TASK ITEM
List, from the lines below, each one with "comprehension" in it.

EXERCISE INPUTS

----------

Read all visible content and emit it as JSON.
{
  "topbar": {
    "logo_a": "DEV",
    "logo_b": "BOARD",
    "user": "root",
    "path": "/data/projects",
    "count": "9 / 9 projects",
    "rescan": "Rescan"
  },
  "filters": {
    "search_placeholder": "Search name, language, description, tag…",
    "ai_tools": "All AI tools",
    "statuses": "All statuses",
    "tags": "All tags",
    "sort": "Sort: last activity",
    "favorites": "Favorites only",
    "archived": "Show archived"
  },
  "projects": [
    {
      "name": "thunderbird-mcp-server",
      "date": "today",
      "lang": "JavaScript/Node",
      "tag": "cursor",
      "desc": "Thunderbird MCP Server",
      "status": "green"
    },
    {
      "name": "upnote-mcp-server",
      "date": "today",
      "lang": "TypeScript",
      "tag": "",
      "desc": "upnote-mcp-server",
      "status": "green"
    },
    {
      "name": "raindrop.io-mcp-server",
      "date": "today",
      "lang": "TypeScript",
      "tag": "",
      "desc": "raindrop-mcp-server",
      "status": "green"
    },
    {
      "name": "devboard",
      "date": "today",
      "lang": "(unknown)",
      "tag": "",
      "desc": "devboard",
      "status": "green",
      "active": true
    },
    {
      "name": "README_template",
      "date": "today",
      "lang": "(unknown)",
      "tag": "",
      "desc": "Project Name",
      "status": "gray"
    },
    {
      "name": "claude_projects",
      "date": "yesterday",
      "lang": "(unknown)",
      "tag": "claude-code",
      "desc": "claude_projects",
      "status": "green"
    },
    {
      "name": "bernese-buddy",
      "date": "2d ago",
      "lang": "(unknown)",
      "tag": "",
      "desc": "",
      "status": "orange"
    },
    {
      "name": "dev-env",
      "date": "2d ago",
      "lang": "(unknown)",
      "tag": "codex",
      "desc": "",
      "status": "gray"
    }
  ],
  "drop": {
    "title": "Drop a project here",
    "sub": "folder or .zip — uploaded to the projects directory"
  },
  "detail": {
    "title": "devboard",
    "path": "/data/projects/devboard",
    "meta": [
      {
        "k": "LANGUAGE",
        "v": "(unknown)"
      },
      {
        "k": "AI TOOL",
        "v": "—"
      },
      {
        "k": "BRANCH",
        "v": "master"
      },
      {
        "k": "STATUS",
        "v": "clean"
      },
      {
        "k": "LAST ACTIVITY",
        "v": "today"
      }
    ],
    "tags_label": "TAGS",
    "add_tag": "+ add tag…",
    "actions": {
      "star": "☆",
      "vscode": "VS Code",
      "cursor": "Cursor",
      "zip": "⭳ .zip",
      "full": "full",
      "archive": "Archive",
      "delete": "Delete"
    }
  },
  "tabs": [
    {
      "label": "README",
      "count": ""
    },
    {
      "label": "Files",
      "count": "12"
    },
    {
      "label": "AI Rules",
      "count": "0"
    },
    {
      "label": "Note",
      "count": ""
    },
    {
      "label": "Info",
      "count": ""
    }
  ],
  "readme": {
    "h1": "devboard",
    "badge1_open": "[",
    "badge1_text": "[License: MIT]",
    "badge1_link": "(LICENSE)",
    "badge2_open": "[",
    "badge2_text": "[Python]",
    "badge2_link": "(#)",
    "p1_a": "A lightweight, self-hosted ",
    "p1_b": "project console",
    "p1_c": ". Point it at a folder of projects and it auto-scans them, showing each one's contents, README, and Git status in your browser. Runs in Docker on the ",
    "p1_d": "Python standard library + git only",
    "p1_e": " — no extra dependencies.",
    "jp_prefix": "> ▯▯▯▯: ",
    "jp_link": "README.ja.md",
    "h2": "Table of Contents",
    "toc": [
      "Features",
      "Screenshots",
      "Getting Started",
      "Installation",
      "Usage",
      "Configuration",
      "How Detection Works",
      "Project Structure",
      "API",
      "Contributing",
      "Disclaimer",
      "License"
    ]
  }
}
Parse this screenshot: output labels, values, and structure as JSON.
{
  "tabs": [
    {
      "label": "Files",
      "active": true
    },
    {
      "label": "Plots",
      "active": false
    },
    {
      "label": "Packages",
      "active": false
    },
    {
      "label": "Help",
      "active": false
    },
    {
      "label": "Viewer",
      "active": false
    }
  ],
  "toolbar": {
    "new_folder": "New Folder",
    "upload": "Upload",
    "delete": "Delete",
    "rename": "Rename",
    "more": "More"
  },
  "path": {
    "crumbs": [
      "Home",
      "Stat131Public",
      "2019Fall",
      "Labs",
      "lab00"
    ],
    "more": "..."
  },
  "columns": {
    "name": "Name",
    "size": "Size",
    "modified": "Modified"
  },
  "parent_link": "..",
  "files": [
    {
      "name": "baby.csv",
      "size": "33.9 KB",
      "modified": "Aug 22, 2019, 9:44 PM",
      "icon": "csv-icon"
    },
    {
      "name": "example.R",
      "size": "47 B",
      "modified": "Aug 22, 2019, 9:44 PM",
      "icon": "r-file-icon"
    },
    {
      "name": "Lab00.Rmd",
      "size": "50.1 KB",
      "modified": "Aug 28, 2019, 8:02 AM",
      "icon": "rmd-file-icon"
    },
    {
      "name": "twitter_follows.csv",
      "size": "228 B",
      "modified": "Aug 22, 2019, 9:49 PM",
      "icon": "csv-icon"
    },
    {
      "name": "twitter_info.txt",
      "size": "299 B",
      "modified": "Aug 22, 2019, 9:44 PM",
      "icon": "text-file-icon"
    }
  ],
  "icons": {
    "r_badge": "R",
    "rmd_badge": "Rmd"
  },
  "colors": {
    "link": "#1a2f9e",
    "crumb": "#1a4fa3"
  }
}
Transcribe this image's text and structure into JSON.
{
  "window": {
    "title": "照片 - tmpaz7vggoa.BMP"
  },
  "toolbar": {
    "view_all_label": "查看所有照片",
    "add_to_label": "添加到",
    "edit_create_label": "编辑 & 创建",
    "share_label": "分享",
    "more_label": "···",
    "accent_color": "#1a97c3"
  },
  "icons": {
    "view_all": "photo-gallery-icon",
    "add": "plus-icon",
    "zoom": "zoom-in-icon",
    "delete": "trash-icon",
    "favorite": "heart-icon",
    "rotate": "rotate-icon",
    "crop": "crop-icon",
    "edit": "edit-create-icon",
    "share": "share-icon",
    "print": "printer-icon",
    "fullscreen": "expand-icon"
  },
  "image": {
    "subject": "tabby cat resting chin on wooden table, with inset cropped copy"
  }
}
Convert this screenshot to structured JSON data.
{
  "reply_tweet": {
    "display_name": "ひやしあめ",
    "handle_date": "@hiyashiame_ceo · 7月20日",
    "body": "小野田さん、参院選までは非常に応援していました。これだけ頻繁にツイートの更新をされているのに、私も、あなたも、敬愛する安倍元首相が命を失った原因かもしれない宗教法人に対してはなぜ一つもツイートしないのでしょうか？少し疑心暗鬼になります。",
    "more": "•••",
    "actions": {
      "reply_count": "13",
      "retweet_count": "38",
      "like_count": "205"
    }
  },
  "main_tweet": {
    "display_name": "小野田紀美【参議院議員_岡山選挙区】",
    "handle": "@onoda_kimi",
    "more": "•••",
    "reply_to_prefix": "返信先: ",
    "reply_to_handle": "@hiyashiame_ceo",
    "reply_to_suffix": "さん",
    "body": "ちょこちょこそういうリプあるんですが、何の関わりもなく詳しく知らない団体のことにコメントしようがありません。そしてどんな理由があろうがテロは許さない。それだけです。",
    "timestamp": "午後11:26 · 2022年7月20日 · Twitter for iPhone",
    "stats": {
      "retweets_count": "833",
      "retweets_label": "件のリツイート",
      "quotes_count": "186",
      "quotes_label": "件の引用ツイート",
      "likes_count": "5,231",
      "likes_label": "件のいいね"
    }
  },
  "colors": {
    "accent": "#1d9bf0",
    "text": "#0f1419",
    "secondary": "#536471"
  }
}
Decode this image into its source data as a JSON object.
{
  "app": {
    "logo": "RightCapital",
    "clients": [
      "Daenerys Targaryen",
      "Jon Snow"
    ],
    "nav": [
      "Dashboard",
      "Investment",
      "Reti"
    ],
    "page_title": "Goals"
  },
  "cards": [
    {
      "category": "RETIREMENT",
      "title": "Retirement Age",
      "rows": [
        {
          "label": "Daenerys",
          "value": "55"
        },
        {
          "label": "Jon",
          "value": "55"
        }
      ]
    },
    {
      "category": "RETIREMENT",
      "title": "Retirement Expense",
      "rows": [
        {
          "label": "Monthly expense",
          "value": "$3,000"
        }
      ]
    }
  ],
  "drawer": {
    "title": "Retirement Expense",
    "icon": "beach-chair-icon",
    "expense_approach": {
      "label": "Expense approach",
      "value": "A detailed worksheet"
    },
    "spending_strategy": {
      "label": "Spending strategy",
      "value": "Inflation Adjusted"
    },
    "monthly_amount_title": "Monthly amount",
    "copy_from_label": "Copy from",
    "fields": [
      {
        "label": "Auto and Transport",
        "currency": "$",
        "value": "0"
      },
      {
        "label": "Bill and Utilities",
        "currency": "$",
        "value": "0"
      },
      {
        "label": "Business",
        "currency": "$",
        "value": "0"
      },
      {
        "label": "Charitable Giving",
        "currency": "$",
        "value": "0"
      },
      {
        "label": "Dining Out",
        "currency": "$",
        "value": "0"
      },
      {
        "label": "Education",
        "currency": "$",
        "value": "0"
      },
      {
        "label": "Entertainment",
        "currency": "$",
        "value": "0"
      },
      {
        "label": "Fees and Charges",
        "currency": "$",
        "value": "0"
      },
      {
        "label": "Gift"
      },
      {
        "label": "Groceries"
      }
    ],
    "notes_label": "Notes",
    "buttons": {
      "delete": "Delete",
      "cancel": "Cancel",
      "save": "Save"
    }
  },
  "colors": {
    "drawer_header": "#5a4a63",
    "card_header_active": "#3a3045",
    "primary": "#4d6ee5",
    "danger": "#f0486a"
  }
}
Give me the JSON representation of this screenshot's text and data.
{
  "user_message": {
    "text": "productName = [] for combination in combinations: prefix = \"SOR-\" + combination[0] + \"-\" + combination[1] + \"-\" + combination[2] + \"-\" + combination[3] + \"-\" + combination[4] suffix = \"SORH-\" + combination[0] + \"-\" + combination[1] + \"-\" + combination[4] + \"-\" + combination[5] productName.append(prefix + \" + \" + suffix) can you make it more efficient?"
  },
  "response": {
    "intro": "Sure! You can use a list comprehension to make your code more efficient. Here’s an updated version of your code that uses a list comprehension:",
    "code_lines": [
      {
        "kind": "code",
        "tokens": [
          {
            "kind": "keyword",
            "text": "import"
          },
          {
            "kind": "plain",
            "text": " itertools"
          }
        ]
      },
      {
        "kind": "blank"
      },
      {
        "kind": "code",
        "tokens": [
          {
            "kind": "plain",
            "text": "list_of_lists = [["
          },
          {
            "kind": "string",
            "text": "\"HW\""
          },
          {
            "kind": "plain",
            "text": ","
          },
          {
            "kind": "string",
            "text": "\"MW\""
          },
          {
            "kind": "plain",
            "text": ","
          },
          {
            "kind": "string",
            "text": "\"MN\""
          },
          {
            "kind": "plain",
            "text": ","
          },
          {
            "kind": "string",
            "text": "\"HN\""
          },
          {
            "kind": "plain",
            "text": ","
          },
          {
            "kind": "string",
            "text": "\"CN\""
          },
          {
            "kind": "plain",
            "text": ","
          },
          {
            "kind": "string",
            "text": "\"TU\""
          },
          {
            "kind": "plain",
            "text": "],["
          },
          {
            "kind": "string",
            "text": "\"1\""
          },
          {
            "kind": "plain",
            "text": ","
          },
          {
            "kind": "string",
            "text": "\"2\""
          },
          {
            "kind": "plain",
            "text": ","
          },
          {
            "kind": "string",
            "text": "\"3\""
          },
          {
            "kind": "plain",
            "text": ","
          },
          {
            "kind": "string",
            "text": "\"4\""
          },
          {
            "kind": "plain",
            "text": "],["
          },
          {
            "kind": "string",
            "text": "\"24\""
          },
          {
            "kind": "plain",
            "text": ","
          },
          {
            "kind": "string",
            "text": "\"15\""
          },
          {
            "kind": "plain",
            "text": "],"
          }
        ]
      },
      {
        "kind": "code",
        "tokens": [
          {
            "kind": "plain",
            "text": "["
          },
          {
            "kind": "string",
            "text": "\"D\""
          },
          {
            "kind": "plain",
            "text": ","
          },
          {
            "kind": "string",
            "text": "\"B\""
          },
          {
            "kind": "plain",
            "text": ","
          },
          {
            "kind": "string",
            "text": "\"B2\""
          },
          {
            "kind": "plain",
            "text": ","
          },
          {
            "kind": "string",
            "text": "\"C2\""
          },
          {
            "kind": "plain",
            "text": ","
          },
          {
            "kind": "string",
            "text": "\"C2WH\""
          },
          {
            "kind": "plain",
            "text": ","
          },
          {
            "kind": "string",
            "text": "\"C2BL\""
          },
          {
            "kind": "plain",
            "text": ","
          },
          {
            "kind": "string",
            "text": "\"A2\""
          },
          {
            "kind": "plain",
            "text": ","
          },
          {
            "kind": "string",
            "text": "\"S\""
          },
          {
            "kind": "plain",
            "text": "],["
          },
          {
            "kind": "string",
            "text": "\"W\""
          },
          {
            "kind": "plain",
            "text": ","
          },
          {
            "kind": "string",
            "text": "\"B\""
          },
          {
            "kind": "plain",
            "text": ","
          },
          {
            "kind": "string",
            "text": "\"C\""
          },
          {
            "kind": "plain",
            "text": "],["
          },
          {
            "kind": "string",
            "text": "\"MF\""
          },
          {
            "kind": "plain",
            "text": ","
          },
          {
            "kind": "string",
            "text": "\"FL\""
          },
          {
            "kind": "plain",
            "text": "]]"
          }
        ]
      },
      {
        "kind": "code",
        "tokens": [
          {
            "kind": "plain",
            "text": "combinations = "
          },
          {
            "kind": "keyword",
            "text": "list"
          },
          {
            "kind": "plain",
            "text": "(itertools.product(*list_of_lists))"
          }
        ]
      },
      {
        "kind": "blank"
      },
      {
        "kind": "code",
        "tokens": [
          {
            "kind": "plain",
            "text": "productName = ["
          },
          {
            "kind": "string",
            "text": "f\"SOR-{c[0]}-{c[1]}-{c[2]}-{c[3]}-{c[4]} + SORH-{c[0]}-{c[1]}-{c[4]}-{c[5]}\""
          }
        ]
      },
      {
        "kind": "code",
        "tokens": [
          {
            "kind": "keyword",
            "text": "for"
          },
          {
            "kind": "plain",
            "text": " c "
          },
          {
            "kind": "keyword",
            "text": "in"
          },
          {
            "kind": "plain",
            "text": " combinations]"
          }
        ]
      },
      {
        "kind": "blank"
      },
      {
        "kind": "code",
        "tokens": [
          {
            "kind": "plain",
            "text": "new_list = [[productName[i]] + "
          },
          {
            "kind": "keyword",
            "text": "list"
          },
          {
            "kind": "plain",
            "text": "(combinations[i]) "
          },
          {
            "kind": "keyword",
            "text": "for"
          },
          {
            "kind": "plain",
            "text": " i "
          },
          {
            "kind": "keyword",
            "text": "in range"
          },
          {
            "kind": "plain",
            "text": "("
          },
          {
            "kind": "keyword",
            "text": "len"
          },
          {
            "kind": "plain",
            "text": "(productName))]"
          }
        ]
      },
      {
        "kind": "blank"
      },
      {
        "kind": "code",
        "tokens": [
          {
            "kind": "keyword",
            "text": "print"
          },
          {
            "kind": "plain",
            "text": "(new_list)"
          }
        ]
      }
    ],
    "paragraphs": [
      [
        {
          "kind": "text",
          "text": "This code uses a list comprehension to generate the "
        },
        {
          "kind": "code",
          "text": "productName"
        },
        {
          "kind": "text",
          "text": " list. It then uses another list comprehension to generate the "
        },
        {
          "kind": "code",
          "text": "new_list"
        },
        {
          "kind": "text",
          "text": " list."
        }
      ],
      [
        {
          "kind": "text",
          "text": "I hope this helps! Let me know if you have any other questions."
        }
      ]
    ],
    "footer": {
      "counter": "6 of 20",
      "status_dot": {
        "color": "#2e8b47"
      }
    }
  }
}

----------

SOLUTION
    "intro": "Sure! You can use a list comprehension to make your code more efficient. Here’s an updated version of your code that uses a list comprehension:",
          "text": "This code uses a list comprehension to generate the "
          "text": " list. It then uses another list comprehension to generate the "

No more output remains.